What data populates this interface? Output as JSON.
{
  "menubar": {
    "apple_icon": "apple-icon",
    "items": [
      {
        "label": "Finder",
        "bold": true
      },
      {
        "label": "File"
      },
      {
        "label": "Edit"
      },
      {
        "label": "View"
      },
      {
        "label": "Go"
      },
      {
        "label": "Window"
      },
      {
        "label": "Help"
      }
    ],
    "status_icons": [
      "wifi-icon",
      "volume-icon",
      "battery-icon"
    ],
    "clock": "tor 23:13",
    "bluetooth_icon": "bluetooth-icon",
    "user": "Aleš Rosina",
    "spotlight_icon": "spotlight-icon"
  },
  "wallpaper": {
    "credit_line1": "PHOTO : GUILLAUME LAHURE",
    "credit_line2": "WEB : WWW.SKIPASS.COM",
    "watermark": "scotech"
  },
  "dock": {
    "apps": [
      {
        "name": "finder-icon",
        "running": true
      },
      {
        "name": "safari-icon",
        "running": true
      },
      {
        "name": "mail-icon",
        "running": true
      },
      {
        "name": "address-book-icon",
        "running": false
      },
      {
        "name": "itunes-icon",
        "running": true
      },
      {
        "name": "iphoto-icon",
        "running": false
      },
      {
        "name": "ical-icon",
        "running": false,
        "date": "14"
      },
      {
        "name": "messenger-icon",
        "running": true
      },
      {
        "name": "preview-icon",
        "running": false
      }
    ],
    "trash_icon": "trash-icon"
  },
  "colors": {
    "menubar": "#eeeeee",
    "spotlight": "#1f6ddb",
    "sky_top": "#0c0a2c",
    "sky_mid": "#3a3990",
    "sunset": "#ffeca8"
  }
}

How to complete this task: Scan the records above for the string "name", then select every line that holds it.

Expected answer:
        "name": "finder-icon",
        "name": "safari-icon",
        "name": "mail-icon",
        "name": "address-book-icon",
        "name": "itunes-icon",
        "name": "iphoto-icon",
        "name": "ical-icon",
        "name": "messenger-icon",
        "name": "preview-icon",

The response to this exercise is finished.